[What the exercise asks]: Leaving out the pictures, reproduce each record exactly and in full.

------------------------------

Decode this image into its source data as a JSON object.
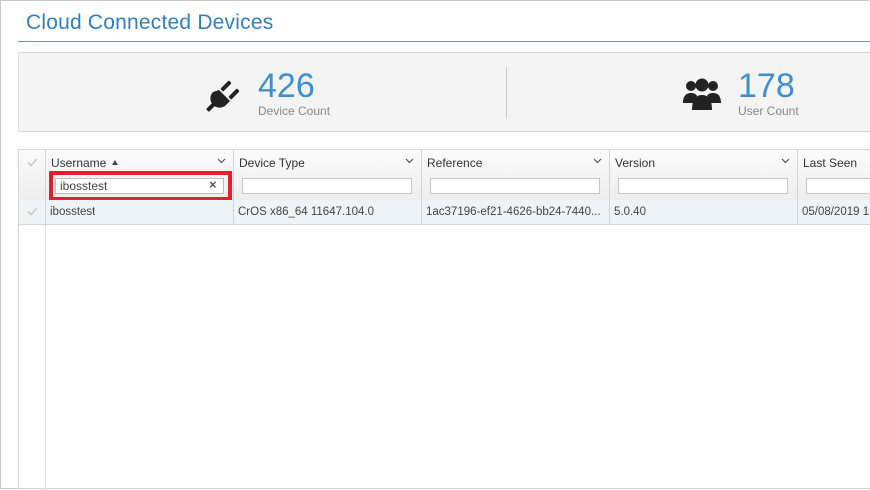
{
  "page": {
    "title": "Cloud Connected Devices"
  },
  "stats": {
    "device": {
      "value": "426",
      "label": "Device Count",
      "icon": "plug-icon"
    },
    "user": {
      "value": "178",
      "label": "User Count",
      "icon": "users-icon"
    }
  },
  "grid": {
    "columns": [
      {
        "label": "Username",
        "sorted": "ascending"
      },
      {
        "label": "Device Type"
      },
      {
        "label": "Reference"
      },
      {
        "label": "Version"
      },
      {
        "label": "Last Seen"
      }
    ],
    "filters": {
      "username": "ibosstest",
      "device_type": "",
      "reference": "",
      "version": "",
      "last_seen": ""
    },
    "rows": [
      {
        "username": "ibosstest",
        "device_type": "CrOS x86_64 11647.104.0",
        "reference": "1ac37196-ef21-4626-bb24-7440...",
        "version": "5.0.40",
        "last_seen": "05/08/2019 1"
      }
    ]
  },
  "colors": {
    "accent": "#2f7fc1",
    "stat_number": "#3d8fd1",
    "highlight": "#e3202b"
  }
}
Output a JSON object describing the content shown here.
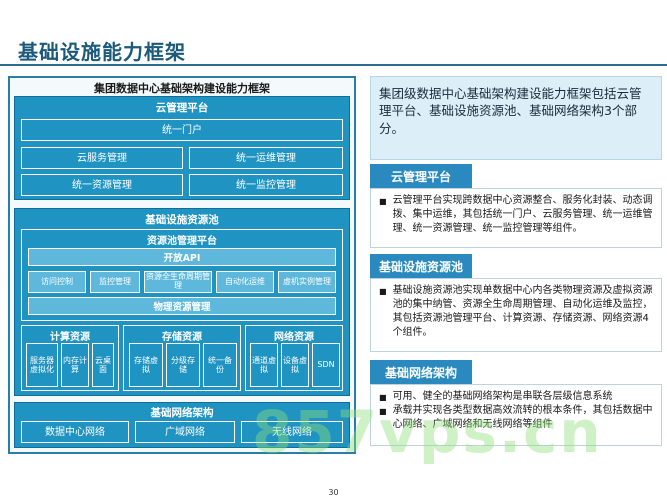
{
  "slide": {
    "title": "基础设施能力框架",
    "page_number": "30"
  },
  "diagram": {
    "title": "集团数据中心基础架构建设能力框架",
    "cloud": {
      "title": "云管理平台",
      "portal": "统一门户",
      "items": [
        "云服务管理",
        "统一运维管理",
        "统一资源管理",
        "统一监控管理"
      ]
    },
    "pool": {
      "title": "基础设施资源池",
      "platform": {
        "title": "资源池管理平台",
        "open_api": "开放API",
        "modules": [
          "访问控制",
          "监控管理",
          "资源全生命周期管理",
          "自动化运维",
          "虚机实例管理"
        ],
        "physical": "物理资源管理"
      },
      "compute": {
        "title": "计算资源",
        "items": [
          "服务器虚拟化",
          "内存计算",
          "云桌面"
        ]
      },
      "storage": {
        "title": "存储资源",
        "items": [
          "存储虚拟",
          "分级存储",
          "统一备份"
        ]
      },
      "network": {
        "title": "网络资源",
        "items": [
          "通道虚拟",
          "设备虚拟",
          "SDN"
        ]
      }
    },
    "net": {
      "title": "基础网络架构",
      "items": [
        "数据中心网络",
        "广域网络",
        "无线网络"
      ]
    }
  },
  "summary": "集团级数据中心基础架构建设能力框架包括云管理平台、基础设施资源池、基础网络架构3个部分。",
  "sections": [
    {
      "heading": "云管理平台",
      "bullets": [
        "云管理平台实现跨数据中心资源整合、服务化封装、动态调拨、集中运维，其包括统一门户、云服务管理、统一运维管理、统一资源管理、统一监控管理等组件。"
      ]
    },
    {
      "heading": "基础设施资源池",
      "bullets": [
        "基础设施资源池实现单数据中心内各类物理资源及虚拟资源池的集中纳管、资源全生命周期管理、自动化运维及监控，其包括资源池管理平台、计算资源、存储资源、网络资源4个组件。"
      ]
    },
    {
      "heading": "基础网络架构",
      "bullets": [
        "可用、健全的基础网络架构是串联各层级信息系统",
        "承载并实现各类型数据高效流转的根本条件，其包括数据中心网络、广域网络和无线网络等组件"
      ]
    }
  ],
  "watermark": "857vps.cn",
  "colors": {
    "accent": "#1f93c2",
    "heading_blue": "#2a8ac0",
    "title_blue": "#1b5a7a",
    "summary_bg": "#dceef7"
  }
}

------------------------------

[Output below]:
Decode this image into its source data as a JSON object.
{
  "page": {
    "title": "Cloud Connected Devices"
  },
  "stats": {
    "device": {
      "value": "426",
      "label": "Device Count",
      "icon": "plug-icon"
    },
    "user": {
      "value": "178",
      "label": "User Count",
      "icon": "users-icon"
    }
  },
  "grid": {
    "columns": [
      {
        "label": "Username",
        "sorted": "ascending"
      },
      {
        "label": "Device Type"
      },
      {
        "label": "Reference"
      },
      {
        "label": "Version"
      },
      {
        "label": "Last Seen"
      }
    ],
    "filters": {
      "username": "ibosstest",
      "device_type": "",
      "reference": "",
      "version": "",
      "last_seen": ""
    },
    "rows": [
      {
        "username": "ibosstest",
        "device_type": "CrOS x86_64 11647.104.0",
        "reference": "1ac37196-ef21-4626-bb24-7440...",
        "version": "5.0.40",
        "last_seen": "05/08/2019 1"
      }
    ]
  },
  "colors": {
    "accent": "#2f7fc1",
    "stat_number": "#3d8fd1",
    "highlight": "#e3202b"
  }
}
Output a JSON object describing the content shown here.
{
  "slide": {
    "title": "基础设施能力框架",
    "page_number": "30"
  },
  "diagram": {
    "title": "集团数据中心基础架构建设能力框架",
    "cloud": {
      "title": "云管理平台",
      "portal": "统一门户",
      "items": [
        "云服务管理",
        "统一运维管理",
        "统一资源管理",
        "统一监控管理"
      ]
    },
    "pool": {
      "title": "基础设施资源池",
      "platform": {
        "title": "资源池管理平台",
        "open_api": "开放API",
        "modules": [
          "访问控制",
          "监控管理",
          "资源全生命周期管理",
          "自动化运维",
          "虚机实例管理"
        ],
        "physical": "物理资源管理"
      },
      "compute": {
        "title": "计算资源",
        "items": [
          "服务器虚拟化",
          "内存计算",
          "云桌面"
        ]
      },
      "storage": {
        "title": "存储资源",
        "items": [
          "存储虚拟",
          "分级存储",
          "统一备份"
        ]
      },
      "network": {
        "title": "网络资源",
        "items": [
          "通道虚拟",
          "设备虚拟",
          "SDN"
        ]
      }
    },
    "net": {
      "title": "基础网络架构",
      "items": [
        "数据中心网络",
        "广域网络",
        "无线网络"
      ]
    }
  },
  "summary": "集团级数据中心基础架构建设能力框架包括云管理平台、基础设施资源池、基础网络架构3个部分。",
  "sections": [
    {
      "heading": "云管理平台",
      "bullets": [
        "云管理平台实现跨数据中心资源整合、服务化封装、动态调拨、集中运维，其包括统一门户、云服务管理、统一运维管理、统一资源管理、统一监控管理等组件。"
      ]
    },
    {
      "heading": "基础设施资源池",
      "bullets": [
        "基础设施资源池实现单数据中心内各类物理资源及虚拟资源池的集中纳管、资源全生命周期管理、自动化运维及监控，其包括资源池管理平台、计算资源、存储资源、网络资源4个组件。"
      ]
    },
    {
      "heading": "基础网络架构",
      "bullets": [
        "可用、健全的基础网络架构是串联各层级信息系统",
        "承载并实现各类型数据高效流转的根本条件，其包括数据中心网络、广域网络和无线网络等组件"
      ]
    }
  ],
  "watermark": "857vps.cn",
  "colors": {
    "accent": "#1f93c2",
    "heading_blue": "#2a8ac0",
    "title_blue": "#1b5a7a",
    "summary_bg": "#dceef7"
  }
}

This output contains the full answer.